What makes a dance, a dance? The movements may be synchronized—they may be swift, gentle, sensual, or playful—but the body is in constant, intentional motion.
Dance is energy expressed through intentional movement, and like dance, passion and romance require the intentional movement of energy. It is impossible for stagnation and passion to share space, but stagnation, routine, and habituation are hallmark characteristics of friendship.
A stroll is routine, calm, and pleasant. This movement is over familiar ground, serves as a practical mode of transportation, and does not occur in a way that makes it risky or particularly vulnerable. A stroll is an act of comfort.
A dance is an act of vibrant expression which necessitates risk, vulnerability, change, and growth. To be in a constant state of dance is to devote real, intentional energy to every movement, every choice, and every occasion. It is an art form and in some cases, a spiritual practice.
For romance and passion, marry your lover.
If you’re seeking romance and passion from your union, don’t marry your best friend. Marry your lover.
Your lover is the individual who you find after you’ve worked out your parental issues in therapy. It’s the person who understands what needs you want met in a romantic relationship and knows how to meet them.
Your lover isn’t the one who you bring all of your problems home to, nor the person that you seek out for reassurance. Your lover isn’t your bestie, your therapist, your counselor, your mother/father figure, your roommate, your friend with benefits, your drinking and smoking buddy, your master, or any of the other old and unfortunate roles that married partners slip into.
Your lover is the person who is carefully selected precisely because of your mutual depth of respect, fascination, and intrigue toward one another. This is the person who you aspire to become more like, whose values you deeply cherish and esteem, and whose growth at least matches or exceeds your own.
Your lover is the partner who can follow and lead in equal and appropriate measure, who is less interested in the mundane and superficial than they are the workings of your mind and soul, and who prioritizes your mutual well-being above all.
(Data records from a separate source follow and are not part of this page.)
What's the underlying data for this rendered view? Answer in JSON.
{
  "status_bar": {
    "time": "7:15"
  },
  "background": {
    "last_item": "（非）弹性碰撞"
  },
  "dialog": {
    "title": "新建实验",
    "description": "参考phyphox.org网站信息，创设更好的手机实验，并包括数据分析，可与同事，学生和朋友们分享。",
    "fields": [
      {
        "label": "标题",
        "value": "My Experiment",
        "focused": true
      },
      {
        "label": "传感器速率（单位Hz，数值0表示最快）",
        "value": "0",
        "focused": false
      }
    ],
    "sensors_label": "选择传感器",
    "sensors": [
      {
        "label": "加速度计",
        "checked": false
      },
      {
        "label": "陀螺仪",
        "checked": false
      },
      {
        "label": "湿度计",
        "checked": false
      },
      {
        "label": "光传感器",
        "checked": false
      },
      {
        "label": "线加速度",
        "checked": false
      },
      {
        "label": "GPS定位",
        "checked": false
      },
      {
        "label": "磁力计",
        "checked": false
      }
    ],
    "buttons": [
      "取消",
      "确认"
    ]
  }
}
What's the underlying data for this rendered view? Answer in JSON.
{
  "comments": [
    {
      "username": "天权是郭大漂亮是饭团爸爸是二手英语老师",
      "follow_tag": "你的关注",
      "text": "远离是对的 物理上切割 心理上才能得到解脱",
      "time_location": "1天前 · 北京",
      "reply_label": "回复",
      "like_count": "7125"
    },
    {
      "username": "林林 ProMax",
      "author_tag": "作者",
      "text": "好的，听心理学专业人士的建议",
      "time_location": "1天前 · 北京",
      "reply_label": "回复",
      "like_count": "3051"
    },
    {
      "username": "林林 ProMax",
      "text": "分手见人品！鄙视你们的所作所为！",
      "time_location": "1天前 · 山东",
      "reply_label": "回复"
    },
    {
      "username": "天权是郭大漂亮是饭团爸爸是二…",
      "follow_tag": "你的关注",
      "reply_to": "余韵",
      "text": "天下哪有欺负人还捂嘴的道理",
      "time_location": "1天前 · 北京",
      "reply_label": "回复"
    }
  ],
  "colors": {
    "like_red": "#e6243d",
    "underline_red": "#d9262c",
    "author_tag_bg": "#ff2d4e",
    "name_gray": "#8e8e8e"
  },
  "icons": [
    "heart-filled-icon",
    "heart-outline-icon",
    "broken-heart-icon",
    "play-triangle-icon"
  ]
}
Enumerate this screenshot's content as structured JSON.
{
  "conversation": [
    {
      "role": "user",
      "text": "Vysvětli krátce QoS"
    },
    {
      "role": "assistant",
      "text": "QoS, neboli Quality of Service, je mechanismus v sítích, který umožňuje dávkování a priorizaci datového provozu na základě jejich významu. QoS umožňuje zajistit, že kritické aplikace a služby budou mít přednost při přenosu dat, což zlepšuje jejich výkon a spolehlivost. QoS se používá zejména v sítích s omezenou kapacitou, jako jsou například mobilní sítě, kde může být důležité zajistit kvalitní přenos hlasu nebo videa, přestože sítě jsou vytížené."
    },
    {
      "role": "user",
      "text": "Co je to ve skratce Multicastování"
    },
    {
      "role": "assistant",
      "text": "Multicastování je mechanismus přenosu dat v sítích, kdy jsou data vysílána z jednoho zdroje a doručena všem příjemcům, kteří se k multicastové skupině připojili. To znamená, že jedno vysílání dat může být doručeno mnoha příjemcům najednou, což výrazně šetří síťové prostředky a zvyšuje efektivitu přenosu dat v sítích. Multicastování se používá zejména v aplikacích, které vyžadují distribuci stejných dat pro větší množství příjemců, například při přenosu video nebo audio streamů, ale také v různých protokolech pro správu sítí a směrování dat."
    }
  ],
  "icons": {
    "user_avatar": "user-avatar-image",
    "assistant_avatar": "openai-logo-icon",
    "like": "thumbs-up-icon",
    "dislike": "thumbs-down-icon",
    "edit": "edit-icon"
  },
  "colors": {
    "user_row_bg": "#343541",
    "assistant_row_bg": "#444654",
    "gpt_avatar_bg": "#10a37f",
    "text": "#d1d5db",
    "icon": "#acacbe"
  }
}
Your lover is the person with whom passion and romance are merely a vehicle to higher realms of thought, evolution, and growth.
What if romance and passion aren’t your relationship priority?
Ah, the question of the hour—and the most important question you can ask yourself if you are considering marriage.
Why are you getting married, and what is your relationship priority? (P.S. “Because I love them” is not an answer.)
Truth be told, marriage is not required for mind, body and soul-expanding love. In fact, it would be my personal recommendation that you spare your romance-based union from the convention of marriage unless you are both seeking certain legal benefits.
If, however, you plan to marry with the intention of starting a family, or simply because you do not want to grow old alone, then marrying your “best friend” may be your best bet. Such a dynamic is built to withstand the doldrums of familiarity, given that stability and consistency are its mainstay. As long as you enter into such a relationship with a clear understanding of what to expect in the long-run, then this can be very rewarding.
In short, know your “why.”
As with everything in life, intention creates a self-fulfilling prophecy. If you are hoping for passion, romance, and excitement, marrying your best friend is unlikely to fulfill this desire. I cannot overstate the value of crystallizing your intention before entering into any relationship, particularly if it is going to be consecrated in marriage.
If, however, like millions of people around the world you simply desire someone to go through life with—a warm body to wake up next to in the morning and laughter to amuse you throughout the days—then marrying your best friend may be the best thing that could ever happen to you.